A Life: James ‘Coach’ Marrion, 1935-2014: ‘He Was an Unfailingly Positive, Optimistic and Supportive Person’

James N. "Coach" Marrion in an undated photograph. (Courtesy photograph)

James N. "Coach" Marrion in an undated photograph. (Courtesy photograph)

Canaan — Jim Marrion’s voice carried far and wide across the athletic fields at Cardigan Mountain School. Yet the longtime football coach’s ability to listen and counsel resonated most within the lives he touched.

A patriarch at Cardigan Mountain School for 40 years as teacher, coach and athletic director, Marrion died Feb. 2, 2014 following a battle with Parkinson’s disease. He was 79.

Marrion, a West Dover, Vt., native and Keene State College graduate, arrived at the boarding and day school for boys in grades 6-9 in 1967 to teach math and coach multiple sports. The following year, he became athletic director.

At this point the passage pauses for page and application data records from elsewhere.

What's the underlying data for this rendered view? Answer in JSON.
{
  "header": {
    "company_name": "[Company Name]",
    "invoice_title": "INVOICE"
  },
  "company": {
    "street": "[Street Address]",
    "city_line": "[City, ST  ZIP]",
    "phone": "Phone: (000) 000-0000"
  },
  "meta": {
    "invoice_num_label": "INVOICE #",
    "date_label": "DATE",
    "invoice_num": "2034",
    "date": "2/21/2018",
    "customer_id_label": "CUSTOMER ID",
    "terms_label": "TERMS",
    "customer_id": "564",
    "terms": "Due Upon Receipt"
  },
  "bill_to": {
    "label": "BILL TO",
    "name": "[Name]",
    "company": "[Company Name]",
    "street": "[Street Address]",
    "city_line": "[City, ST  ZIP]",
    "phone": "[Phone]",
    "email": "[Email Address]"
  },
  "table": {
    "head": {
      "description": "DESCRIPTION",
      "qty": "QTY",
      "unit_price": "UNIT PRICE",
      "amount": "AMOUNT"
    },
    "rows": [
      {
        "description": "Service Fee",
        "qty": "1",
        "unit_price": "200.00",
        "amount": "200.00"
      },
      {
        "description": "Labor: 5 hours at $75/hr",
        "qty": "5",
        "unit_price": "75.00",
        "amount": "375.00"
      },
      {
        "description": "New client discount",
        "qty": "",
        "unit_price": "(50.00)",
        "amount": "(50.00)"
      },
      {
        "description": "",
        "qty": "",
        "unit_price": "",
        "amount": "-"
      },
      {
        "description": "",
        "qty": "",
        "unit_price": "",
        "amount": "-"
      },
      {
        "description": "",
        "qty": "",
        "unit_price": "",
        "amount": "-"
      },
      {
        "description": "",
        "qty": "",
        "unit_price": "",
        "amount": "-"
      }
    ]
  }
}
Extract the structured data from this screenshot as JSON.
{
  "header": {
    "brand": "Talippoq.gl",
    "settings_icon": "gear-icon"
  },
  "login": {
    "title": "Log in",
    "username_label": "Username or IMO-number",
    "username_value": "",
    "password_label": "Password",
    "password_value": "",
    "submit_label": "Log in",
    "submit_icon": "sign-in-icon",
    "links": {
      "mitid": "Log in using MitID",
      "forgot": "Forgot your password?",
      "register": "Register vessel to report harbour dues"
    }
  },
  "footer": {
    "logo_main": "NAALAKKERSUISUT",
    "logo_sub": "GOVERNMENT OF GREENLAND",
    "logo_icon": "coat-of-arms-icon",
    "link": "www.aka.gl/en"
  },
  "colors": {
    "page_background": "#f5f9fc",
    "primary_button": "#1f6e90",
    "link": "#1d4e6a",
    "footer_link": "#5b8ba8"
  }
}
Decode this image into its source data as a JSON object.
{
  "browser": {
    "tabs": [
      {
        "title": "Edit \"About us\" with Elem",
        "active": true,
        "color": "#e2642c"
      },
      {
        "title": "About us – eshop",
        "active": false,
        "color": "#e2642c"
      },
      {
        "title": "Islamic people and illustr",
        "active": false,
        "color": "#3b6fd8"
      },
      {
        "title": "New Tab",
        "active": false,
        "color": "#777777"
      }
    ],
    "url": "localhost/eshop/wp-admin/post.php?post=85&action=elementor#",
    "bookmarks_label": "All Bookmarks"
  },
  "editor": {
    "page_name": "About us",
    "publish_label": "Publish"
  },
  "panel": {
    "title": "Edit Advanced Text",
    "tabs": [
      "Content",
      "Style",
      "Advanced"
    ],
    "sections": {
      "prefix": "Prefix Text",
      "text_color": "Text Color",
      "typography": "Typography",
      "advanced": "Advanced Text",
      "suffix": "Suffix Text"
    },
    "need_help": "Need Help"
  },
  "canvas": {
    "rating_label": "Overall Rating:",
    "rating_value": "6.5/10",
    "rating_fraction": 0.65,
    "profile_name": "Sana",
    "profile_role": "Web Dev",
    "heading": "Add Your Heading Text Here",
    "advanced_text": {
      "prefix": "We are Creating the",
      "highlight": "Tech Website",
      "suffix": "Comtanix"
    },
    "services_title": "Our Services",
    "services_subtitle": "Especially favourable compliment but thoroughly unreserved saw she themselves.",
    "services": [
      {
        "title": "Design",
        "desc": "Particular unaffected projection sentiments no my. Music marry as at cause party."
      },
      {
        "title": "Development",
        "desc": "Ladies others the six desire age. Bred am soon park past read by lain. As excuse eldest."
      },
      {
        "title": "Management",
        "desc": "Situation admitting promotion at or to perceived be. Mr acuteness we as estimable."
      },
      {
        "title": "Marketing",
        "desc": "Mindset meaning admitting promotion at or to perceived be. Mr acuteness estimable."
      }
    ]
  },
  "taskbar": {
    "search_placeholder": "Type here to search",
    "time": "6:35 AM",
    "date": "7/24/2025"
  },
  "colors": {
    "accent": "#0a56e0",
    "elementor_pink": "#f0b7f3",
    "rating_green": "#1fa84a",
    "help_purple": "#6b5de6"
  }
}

First living on campus and later on the other side of Canaan Lake, Marrion was a reliable, friendly and compassionate presence at CMS for decades. Though his responsibilities were extensive, Marrion was never too busy for a student or colleague in need of advice. His small office abutting the campus locker room was always open — and always full.

“He had a red folding chair for visitors to come in and sit down, and the door was literally always open,” recalled friend Bob Low, who taught English and coached three sports at CMS before moving on to become athletic director at the Groton School in Massachusetts. “He was a mentor of mine and showed me the ropes about teaching, work ethic, how to run a dormitory, things like that, but he was so much more for so long. If you needed some advice or you were down about something, you could always go see Jim. No matter how pressing your issue or problem might have been, you always left his office feeling like a million bucks.”

It wasn’t only one-on-one that Marrion shared encouragement and support. He addressed every student as “Tiger” or “Handsome” and famously ended most every conversation with “What can I do to help?” His motto as a football coach, “Hit ‘em hard and help ‘em up,” summarized his sportsmanship-oriented philosophy as a coach.

CMS headmaster Dave McCusker, who played for Marrion as an eighth and ninth grader from 1978-80, called Marrion the “heart and soul” of the school.

“He was and is the absolute embodiment of what we strive to practice here,” said McCusker, a Dartmouth College graduate. “There wasn’t a bad bone in his body. Never in a private moment, or in public, did he ever utter a harsh word or a negative comment about someone. He was an unfailingly positive, optimistic and supportive person. It’s not hyperbole, it’s the way this man lived his life every single day.”

Marrion was also active in Canaan, where he was a volunteer firefighter and helped established the town’s F.A.S.T Squad first responder service in the late 1970s. Yet even on weekends, he was busy with CMS-related duties, whether coaching or occupied with managerial duties.

With no mechanical ice resurfacer on campus through much of his tenure, Marrion maintained the ice skating rink with a fire hose throughout the winter. Stephanie Marrion Spaulding, the youngest of his three daughters, remembers fondly helping to drag the hose out for fresh layer after fresh layer.

“In ’70s and ’80s, there wasn’t any artificial ice, and the rink had to be resurfaced every four or five hours,” said Marrion Spaulding, one of four children Jim Marrion had with his wife of 53 years, Constance. “As a kid, a typical (weekend) day would be to help dad pull the fire hose out, flood the ice, go play hide-and-seek for a little while — growing up at the school was a great place for hide-and-seek — or help dad with the hose again. Go have dinner, or shoot hoops in the gym, then go back and do it again. It was a lot of fun.”

While generous with his time and possessions, Marrion was frugal and resourceful with his own things. A pair of shoes might last him 20 years — after all, his feet weren’t getting any bigger.

“He’d just say, ‘they’re comfortable, and they look fine to me,’ ” Marrion Spaulding recalled. “He wasn’t simple-minded by any means, but he liked to keep things simple. His philosophy was to use something until it breaks down and not to throw things away that could still be used. I can’t tell you how much Duct tape he used.”

An avid cribbage player, Marrion most looked forward to spirited games with his son-in-law, Bob Jangro, spouse to his second-eldest daughter, Jennifer. While Jangro was quick to boast whenever he’d won their best-of-three contests, Marrion was his typical humble self when he won.

“He was a much better cribbage player than me, but I was the one who always gloated,” Jangro said. “This past Christmas, I had to shuffle the deck because of his Parkinson’s, but he still played his own hands and he beat me two straight times.

“As usual, he just said, ‘Great game.’ That day, I was happy to lose.”

Jared Pendak can be reached at jpendak@vnews.com or 603-727-3306.